(Data about app and page elements)
------
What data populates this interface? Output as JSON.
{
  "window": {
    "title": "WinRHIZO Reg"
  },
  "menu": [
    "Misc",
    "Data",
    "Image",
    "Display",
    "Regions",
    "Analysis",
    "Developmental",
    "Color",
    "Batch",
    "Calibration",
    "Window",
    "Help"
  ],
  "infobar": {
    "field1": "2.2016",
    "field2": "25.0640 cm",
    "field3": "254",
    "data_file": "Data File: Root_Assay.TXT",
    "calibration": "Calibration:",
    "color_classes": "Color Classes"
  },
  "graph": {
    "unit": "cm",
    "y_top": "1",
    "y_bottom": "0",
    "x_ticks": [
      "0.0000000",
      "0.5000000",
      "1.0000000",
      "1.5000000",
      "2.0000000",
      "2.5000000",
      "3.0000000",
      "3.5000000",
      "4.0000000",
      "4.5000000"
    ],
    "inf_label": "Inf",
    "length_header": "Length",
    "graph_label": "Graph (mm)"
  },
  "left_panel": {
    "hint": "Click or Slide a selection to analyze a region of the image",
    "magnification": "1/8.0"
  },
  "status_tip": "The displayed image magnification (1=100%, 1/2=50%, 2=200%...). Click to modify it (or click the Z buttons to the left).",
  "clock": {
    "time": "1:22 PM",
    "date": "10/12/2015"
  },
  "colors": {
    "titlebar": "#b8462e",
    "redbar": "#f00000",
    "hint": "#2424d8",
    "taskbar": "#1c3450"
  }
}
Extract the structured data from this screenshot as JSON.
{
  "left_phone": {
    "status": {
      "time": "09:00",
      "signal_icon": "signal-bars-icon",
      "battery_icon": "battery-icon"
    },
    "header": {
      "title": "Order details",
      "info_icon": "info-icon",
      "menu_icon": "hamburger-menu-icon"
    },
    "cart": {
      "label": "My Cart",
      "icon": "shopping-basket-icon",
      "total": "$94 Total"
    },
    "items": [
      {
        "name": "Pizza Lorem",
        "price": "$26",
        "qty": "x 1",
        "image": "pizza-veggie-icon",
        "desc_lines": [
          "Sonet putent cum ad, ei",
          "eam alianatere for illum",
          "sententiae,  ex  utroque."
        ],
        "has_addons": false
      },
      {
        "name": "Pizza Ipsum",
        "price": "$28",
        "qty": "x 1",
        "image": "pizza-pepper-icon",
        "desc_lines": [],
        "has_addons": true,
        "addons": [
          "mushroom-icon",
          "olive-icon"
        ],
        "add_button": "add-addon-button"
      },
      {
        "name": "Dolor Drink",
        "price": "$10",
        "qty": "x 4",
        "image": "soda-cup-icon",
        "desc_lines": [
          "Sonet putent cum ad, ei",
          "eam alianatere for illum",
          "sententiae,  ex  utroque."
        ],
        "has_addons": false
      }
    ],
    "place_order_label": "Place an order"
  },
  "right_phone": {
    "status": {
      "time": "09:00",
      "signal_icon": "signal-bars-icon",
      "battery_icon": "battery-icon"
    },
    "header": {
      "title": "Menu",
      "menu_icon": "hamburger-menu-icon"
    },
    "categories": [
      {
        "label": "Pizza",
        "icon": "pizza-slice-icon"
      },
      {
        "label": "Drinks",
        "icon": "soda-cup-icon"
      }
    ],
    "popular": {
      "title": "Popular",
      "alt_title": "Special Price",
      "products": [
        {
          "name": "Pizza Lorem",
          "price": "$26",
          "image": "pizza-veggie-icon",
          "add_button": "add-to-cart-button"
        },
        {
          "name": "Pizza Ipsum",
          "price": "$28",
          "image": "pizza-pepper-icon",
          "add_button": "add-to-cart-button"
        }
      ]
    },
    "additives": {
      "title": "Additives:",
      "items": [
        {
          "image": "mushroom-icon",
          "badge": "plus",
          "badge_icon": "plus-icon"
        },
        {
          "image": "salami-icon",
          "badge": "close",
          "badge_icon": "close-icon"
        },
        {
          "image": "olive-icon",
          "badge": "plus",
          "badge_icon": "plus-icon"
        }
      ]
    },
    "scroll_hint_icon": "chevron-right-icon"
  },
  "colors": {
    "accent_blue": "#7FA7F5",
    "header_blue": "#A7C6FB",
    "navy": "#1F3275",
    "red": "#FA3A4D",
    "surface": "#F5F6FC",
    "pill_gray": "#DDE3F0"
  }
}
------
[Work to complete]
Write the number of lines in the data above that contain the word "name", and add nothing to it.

[Solution to this exercise]
5